- [PROBLEM]
What you return should be every line below, word for word, and none of the images.

- [RECORD SET]

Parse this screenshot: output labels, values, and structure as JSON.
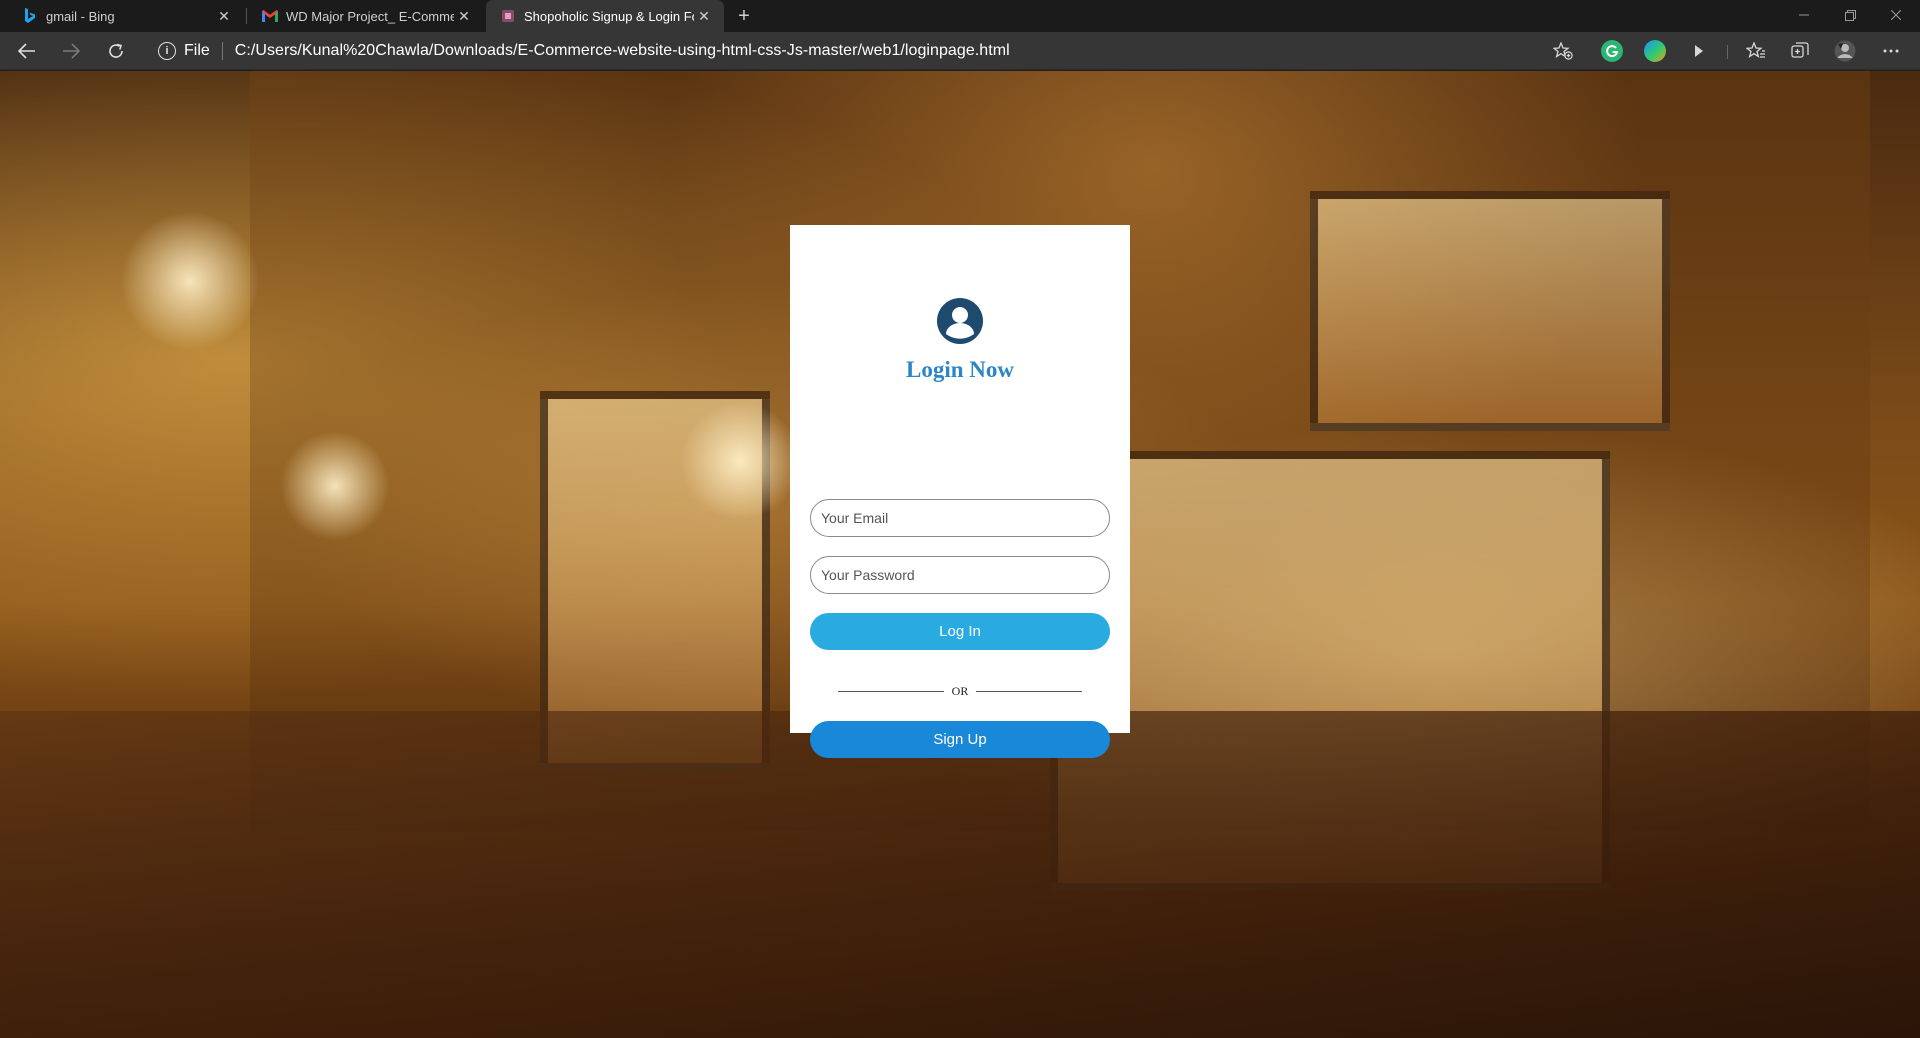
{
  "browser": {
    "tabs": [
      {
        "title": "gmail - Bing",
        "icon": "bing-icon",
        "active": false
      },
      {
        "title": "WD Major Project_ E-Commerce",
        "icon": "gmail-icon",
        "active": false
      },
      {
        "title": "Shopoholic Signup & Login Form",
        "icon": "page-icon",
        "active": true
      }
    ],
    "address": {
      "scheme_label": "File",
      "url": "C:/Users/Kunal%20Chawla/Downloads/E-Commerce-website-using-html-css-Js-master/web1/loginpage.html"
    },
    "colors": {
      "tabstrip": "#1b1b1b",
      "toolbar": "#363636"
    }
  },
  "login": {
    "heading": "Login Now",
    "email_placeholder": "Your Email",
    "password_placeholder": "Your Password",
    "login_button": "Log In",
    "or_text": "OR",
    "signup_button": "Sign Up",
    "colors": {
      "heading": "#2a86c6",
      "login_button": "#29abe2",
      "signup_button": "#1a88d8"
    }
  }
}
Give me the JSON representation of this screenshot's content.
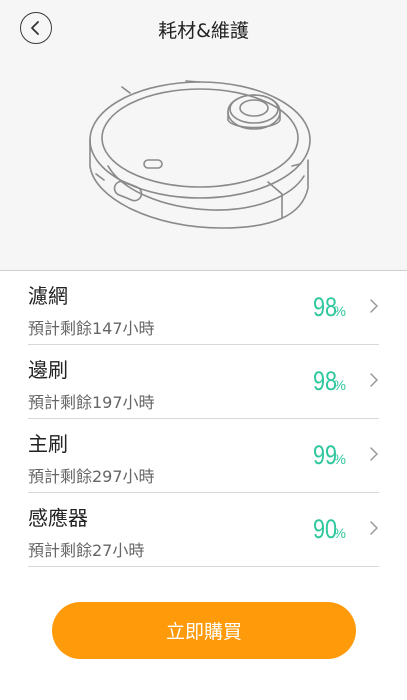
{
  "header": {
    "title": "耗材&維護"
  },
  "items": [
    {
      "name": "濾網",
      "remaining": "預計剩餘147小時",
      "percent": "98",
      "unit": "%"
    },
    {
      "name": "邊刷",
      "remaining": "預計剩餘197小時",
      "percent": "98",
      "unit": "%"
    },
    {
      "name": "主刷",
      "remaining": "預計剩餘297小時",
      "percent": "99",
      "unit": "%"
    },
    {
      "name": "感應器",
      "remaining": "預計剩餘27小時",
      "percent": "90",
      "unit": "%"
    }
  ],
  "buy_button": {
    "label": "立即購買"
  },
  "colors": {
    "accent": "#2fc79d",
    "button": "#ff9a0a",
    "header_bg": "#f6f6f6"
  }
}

- [EXPECTED OUTPUT]
Parse this screenshot: output labels, values, and structure as JSON.
{
  "browser": {
    "tabs": [
      {
        "title": "gmail - Bing",
        "icon": "bing-icon",
        "active": false
      },
      {
        "title": "WD Major Project_ E-Commerce",
        "icon": "gmail-icon",
        "active": false
      },
      {
        "title": "Shopoholic Signup & Login Form",
        "icon": "page-icon",
        "active": true
      }
    ],
    "address": {
      "scheme_label": "File",
      "url": "C:/Users/Kunal%20Chawla/Downloads/E-Commerce-website-using-html-css-Js-master/web1/loginpage.html"
    },
    "colors": {
      "tabstrip": "#1b1b1b",
      "toolbar": "#363636"
    }
  },
  "login": {
    "heading": "Login Now",
    "email_placeholder": "Your Email",
    "password_placeholder": "Your Password",
    "login_button": "Log In",
    "or_text": "OR",
    "signup_button": "Sign Up",
    "colors": {
      "heading": "#2a86c6",
      "login_button": "#29abe2",
      "signup_button": "#1a88d8"
    }
  }
}
Give me the JSON representation of this screenshot's content.
{
  "header": {
    "title": "耗材&維護"
  },
  "items": [
    {
      "name": "濾網",
      "remaining": "預計剩餘147小時",
      "percent": "98",
      "unit": "%"
    },
    {
      "name": "邊刷",
      "remaining": "預計剩餘197小時",
      "percent": "98",
      "unit": "%"
    },
    {
      "name": "主刷",
      "remaining": "預計剩餘297小時",
      "percent": "99",
      "unit": "%"
    },
    {
      "name": "感應器",
      "remaining": "預計剩餘27小時",
      "percent": "90",
      "unit": "%"
    }
  ],
  "buy_button": {
    "label": "立即購買"
  },
  "colors": {
    "accent": "#2fc79d",
    "button": "#ff9a0a",
    "header_bg": "#f6f6f6"
  }
}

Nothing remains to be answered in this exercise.